For several years, courts have wrestled with the question of whether subjective clinical decisions regarding the type and amount of treatment patients may need can be false for purposes of establishing False Claims Act (FCA) liability. The question of whether the FCA requires a showing of objective falsity has divided appellate courts in a number of recent high-profile cases.
For their part, practitioners have kept a close eye on whether the Supreme Court might bring much-needed clarity to this issue. On February 22, the Supreme Court declined to do so, denying a petition for certiorari with respect to the Third Circuit’s opinion in U.S. ex rel. Druding v. Care Alternatives.

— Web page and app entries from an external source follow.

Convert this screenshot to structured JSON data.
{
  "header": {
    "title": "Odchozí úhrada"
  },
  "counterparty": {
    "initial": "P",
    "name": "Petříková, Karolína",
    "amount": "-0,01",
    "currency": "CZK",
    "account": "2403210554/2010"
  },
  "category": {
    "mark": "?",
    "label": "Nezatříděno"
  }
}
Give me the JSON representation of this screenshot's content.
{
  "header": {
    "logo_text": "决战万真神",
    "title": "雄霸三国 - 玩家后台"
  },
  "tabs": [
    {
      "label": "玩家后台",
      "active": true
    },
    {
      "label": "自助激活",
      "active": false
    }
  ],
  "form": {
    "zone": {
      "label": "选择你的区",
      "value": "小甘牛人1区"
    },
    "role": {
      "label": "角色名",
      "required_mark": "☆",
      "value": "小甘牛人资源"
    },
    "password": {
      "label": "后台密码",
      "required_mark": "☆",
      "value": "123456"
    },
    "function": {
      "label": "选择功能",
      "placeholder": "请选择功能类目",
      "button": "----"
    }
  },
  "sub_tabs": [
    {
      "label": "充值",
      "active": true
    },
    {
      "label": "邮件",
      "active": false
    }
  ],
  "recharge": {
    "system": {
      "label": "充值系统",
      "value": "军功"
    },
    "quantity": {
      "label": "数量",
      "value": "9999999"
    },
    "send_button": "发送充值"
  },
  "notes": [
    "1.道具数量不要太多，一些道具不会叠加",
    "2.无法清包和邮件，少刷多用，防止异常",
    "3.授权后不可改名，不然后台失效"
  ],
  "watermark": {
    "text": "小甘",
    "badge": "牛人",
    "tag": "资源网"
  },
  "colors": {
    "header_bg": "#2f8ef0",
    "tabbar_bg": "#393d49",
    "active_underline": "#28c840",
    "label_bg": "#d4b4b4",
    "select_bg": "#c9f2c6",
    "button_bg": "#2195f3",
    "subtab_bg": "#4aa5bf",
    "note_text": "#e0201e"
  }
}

In Druding, the relators, who were former employees of a hospice provider, filed a qui tam action alleging that the hospice provider submitted false claims by routinely certifying patients who were not terminally ill for hospice care. During the litigation, the relators’ expert examined the medical records of nearly 50 patients and concluded that the documentation did not support a certification of terminal illness for approximately 35% of those patients. The hospice provider produced its own expert who testified a physician could have reasonably concluded that the patients at issue were terminally ill and needed hospice care.